The English Honors Thesis program is a competitive opportunity for selected students to work closely with a faculty member on a long-term creative or analytical writing project. Successfully completing an Honors project is a way to demonstrate organization, research and writing skills that can make an English major more competitive on the job market or when applying to graduate programs.
Yes! Over 30% of English majors are also double majors, and many English majors minor in another field. Majors like History or Psychology pair well with the English major. At the same time, pre-med and pre-law undergraduates frequently couple Biology or Government majors with English. You can also develop other skills with a double major in English and a STEM field, such as math, chemistry or computer science. You can also minor in English, even if you are a member of the business or nursing school.
Absolutely! Over 90 percent of recent college graduates with Humanities and Liberal Arts degrees are able to find the job that begins their career, according to a national report done by Georgetown’s Center on Education and the Workforce in 2015. That number is very similar to rates of employment for recent grads with degrees related to Mathematics or Computer Science.
What kind of job do you want?
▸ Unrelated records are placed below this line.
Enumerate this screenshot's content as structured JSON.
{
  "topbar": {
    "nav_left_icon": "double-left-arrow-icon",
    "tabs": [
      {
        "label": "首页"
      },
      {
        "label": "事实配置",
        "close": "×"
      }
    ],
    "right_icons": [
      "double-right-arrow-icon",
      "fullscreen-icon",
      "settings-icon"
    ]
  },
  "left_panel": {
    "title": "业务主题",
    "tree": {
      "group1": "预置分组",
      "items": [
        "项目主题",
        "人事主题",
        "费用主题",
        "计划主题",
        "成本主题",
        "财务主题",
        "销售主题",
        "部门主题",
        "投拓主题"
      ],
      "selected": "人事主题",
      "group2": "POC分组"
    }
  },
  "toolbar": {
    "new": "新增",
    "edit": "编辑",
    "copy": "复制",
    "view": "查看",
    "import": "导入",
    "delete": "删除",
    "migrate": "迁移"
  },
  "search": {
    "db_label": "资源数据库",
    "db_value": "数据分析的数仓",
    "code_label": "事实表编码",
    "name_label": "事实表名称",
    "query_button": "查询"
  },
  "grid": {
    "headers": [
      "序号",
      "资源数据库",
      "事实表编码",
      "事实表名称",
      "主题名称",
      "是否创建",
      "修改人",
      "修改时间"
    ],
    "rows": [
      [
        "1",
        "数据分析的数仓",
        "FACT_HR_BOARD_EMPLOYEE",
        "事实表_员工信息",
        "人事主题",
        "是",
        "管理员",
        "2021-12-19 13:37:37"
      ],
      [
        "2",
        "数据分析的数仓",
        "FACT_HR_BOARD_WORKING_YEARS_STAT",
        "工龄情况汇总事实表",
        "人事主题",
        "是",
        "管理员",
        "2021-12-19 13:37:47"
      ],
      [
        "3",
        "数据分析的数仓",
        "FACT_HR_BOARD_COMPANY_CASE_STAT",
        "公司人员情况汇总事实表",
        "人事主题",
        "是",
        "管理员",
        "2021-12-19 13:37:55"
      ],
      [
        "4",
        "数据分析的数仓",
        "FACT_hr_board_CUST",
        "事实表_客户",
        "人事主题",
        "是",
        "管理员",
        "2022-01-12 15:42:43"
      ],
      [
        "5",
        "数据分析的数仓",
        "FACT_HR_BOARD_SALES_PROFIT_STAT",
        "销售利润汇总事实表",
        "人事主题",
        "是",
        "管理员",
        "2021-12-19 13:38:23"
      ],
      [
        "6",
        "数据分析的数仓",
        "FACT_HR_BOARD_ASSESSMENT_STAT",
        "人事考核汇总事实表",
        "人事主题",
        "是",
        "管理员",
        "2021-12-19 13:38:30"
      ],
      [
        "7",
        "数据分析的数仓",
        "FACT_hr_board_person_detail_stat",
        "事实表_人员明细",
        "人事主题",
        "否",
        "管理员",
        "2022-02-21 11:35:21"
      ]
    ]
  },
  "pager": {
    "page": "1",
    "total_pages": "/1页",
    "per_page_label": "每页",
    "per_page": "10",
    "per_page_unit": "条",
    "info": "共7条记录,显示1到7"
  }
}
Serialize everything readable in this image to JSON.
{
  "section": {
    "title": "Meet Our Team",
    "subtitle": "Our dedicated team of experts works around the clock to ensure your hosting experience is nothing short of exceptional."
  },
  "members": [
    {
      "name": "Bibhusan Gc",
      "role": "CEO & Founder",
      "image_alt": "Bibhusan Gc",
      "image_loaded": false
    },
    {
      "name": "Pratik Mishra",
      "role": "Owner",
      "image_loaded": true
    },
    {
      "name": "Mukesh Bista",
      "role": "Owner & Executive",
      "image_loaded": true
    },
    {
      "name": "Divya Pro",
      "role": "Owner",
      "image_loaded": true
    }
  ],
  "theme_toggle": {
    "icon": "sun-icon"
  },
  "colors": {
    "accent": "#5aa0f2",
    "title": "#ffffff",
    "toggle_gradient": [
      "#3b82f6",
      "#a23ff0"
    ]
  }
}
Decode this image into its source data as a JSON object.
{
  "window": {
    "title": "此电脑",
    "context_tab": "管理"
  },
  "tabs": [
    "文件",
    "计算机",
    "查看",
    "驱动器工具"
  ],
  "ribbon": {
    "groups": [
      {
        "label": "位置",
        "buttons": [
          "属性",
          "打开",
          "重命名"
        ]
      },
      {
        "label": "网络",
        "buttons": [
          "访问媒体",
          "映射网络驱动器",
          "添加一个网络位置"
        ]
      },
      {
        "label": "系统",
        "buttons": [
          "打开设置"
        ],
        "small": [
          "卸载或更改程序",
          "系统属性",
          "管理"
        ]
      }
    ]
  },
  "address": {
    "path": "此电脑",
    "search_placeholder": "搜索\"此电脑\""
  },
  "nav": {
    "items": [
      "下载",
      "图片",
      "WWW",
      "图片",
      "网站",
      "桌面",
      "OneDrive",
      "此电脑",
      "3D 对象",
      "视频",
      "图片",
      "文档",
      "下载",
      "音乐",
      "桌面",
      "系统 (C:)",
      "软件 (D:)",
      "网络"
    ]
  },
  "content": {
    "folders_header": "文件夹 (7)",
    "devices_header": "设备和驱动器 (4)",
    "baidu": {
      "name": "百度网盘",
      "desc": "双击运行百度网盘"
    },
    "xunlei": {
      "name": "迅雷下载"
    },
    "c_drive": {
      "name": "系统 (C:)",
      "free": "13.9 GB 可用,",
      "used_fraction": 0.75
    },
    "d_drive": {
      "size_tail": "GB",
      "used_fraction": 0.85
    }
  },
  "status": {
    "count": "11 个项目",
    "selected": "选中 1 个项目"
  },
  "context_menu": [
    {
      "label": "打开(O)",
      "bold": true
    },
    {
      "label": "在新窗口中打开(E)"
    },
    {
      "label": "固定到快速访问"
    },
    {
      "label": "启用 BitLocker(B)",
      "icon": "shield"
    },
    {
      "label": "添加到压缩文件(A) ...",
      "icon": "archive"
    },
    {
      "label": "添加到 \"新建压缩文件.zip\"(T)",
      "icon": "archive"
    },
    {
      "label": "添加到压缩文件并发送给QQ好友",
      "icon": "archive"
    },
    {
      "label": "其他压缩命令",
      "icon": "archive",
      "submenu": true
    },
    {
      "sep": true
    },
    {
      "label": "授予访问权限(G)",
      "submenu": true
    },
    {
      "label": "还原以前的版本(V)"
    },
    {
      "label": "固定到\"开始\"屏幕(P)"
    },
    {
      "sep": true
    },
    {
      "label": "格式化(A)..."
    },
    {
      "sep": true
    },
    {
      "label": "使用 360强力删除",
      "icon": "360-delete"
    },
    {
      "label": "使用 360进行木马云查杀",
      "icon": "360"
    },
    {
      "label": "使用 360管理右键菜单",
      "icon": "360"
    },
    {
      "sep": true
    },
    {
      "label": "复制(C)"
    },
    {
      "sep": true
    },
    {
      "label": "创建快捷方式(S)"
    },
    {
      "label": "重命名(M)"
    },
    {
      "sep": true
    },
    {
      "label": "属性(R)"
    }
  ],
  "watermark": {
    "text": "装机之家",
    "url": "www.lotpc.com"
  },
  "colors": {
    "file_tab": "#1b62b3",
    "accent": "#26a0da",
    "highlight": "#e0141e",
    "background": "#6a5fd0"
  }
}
An English major opens up many doors. Employment opportunities for people with Bachelor’s degrees are very similar and many employers are more swayed by your work and internship experience than your major. That being said, large numbers of English majors find jobs in education or in management positions as well as in media, the arts, or in the legal field. You can see the kinds of jobs Georgetown English majors get in the Career Center’s yearly Post-Graduation Outcomes reports. Also, you can check out the English Major Alumni page to see what kinds of careers Georgetown English majors pursue.
Some big-time CEOs love hiring English majors. Employers are increasingly looking to hire people who have “soft skills,” which range from communication to being able to gather and synthesize diverse sources of information. English courses – especially the Senior Seminar – prioritize student-led discussion and long-term research papers, which give students opportunities to learn how to write, research and communicate more effectively. Keep in mind that many employers were English and humanities majors themselves!
There are reports showing that people with Liberal Arts degrees earn less at their first job than other majors, but those reports also show that this gap only exists at the very beginnings of a career. In fact, the gap closes significantly over time. Another important factor in earnings is where rather than what you study. Good news: graduates from Georgetown have the fourth-highest annual income of any university in the country.
“I’ve decided to declare as an English major. I know you’ve heard a lot about how English majors and liberal arts majors don’t get jobs or don’t make as much money as people with math or computer science or economics degrees, but that’s not exactly true. I can get a job – a job that I actually want – with my English degree, and I can spend my time in college studying a subject that gives me a sense of fulfillment and allows me to take amazing classes and actively engage with topics that matter to me. As an English major, I can better understand the world and my place in it, meet amazing people, and network with amazing professors.”